*Brief*: Wherever the string "screenshot" shows up in the data below, copy the whole line.

Input for this task below:

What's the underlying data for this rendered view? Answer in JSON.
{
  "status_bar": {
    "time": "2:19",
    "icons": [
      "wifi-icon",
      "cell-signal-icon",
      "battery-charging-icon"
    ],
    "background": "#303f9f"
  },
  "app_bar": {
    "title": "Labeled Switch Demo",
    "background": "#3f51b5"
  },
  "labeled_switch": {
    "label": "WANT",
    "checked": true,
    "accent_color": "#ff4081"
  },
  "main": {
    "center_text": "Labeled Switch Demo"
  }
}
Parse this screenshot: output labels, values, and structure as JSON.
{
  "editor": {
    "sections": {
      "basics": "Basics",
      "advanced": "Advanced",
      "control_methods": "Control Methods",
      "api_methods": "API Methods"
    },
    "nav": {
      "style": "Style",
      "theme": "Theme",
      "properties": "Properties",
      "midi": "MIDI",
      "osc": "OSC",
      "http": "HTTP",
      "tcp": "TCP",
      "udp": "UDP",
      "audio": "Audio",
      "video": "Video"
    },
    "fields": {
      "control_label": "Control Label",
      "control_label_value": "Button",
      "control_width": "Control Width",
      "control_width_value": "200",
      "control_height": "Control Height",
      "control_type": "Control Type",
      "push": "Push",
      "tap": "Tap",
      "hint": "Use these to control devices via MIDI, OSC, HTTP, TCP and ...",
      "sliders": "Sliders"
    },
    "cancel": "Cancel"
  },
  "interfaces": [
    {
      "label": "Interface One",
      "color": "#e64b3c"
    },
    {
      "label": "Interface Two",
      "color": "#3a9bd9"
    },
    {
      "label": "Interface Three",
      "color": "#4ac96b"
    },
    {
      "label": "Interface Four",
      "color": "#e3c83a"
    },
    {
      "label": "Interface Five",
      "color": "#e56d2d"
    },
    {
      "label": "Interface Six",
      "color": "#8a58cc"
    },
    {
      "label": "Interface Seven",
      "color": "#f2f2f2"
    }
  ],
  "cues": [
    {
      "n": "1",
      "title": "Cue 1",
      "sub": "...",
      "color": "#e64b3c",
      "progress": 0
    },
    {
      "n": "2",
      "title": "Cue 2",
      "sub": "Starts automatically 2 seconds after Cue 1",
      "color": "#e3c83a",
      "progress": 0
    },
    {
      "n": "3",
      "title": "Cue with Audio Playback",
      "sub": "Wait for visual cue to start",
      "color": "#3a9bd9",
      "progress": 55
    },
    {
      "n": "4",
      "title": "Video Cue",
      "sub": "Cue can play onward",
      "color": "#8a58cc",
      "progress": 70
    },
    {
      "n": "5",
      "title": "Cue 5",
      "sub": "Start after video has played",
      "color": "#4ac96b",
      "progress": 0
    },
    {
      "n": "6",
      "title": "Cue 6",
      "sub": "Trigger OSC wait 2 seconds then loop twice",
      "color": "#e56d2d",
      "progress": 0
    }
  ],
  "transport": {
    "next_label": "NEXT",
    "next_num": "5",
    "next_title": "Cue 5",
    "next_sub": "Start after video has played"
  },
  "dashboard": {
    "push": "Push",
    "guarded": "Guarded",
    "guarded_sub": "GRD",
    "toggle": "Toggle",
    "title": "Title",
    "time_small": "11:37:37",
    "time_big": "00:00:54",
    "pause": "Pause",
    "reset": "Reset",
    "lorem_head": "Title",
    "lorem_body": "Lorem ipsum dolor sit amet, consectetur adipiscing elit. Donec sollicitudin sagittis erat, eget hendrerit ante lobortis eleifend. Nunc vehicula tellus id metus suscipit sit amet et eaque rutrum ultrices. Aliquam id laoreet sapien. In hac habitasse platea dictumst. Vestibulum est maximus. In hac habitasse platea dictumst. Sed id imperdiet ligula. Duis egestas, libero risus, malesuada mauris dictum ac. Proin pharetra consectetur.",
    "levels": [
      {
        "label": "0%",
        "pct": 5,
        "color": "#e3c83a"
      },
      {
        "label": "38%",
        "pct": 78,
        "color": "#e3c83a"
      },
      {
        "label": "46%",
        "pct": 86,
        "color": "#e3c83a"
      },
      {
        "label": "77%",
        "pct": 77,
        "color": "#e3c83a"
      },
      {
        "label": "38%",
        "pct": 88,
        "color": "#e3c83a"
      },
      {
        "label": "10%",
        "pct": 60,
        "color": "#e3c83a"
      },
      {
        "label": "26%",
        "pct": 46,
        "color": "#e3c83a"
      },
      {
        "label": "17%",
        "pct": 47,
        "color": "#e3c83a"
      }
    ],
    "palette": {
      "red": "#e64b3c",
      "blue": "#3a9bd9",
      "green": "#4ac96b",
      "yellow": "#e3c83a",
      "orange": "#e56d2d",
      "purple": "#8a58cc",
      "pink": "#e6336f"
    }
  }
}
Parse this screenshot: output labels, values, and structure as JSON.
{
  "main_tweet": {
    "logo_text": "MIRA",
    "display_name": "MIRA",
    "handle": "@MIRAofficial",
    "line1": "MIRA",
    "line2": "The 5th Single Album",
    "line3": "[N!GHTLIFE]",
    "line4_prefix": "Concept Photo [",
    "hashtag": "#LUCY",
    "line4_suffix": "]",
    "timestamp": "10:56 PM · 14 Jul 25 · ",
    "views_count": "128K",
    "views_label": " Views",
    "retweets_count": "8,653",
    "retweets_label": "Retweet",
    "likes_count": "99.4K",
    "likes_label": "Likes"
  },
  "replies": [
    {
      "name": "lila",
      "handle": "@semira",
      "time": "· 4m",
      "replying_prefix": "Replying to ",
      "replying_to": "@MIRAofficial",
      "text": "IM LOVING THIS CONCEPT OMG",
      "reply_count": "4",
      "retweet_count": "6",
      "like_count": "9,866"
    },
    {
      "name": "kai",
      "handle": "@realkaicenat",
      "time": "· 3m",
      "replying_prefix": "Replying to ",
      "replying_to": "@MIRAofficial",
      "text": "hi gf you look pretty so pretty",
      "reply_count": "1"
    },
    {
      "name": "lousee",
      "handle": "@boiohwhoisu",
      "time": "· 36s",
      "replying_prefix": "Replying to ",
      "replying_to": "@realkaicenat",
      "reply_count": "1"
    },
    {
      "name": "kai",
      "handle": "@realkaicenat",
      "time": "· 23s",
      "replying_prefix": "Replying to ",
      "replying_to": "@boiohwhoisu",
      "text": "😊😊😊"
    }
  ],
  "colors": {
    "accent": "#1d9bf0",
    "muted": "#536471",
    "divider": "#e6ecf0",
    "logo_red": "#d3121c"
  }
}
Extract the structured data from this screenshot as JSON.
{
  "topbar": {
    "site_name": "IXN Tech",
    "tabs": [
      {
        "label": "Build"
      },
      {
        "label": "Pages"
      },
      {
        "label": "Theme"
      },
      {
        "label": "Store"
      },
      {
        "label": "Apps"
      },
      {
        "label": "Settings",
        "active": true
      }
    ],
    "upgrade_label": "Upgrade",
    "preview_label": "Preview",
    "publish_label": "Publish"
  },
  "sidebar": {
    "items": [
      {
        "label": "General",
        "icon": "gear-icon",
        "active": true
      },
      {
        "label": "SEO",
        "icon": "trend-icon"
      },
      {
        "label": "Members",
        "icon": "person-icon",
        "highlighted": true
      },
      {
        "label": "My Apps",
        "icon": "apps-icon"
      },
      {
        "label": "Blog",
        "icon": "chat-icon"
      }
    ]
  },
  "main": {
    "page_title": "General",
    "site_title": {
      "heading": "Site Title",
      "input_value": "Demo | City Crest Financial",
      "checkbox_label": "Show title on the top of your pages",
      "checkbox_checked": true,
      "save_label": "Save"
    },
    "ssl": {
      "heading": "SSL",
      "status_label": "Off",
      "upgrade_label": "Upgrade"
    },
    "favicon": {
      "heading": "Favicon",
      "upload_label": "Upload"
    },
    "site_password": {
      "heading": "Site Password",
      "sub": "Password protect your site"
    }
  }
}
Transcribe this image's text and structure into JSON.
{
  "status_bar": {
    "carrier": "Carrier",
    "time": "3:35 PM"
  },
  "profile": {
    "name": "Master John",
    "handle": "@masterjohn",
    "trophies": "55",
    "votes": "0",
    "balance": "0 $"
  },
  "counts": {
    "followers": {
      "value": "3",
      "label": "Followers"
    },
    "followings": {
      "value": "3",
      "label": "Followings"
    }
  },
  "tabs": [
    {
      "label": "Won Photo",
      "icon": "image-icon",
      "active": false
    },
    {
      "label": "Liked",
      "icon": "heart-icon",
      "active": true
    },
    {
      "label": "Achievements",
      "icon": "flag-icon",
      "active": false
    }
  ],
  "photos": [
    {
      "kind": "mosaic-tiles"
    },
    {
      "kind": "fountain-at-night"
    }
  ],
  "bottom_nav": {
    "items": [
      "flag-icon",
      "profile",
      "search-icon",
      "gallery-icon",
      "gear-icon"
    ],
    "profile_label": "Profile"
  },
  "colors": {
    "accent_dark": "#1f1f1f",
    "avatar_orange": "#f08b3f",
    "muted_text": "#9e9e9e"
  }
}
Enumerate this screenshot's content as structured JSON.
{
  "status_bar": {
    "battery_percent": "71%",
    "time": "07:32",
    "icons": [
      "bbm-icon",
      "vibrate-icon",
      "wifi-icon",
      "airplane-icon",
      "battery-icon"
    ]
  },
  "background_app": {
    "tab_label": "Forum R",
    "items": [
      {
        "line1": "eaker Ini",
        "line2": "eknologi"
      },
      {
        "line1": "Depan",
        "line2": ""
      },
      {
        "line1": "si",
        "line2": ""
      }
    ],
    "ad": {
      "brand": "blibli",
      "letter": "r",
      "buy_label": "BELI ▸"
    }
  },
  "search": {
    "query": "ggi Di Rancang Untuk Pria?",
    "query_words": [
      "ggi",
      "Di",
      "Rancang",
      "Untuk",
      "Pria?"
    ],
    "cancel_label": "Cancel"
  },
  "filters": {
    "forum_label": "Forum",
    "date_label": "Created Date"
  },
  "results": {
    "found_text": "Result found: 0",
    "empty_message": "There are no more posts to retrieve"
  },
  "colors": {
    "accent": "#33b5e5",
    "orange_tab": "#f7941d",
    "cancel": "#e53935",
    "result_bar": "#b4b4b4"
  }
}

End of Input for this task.

*Solution to the exercise*:
Parse this screenshot: output labels, values, and structure as JSON.
Parse this screenshot: output labels, values, and structure as JSON.
Extract the structured data from this screenshot as JSON.
Enumerate this screenshot's content as structured JSON.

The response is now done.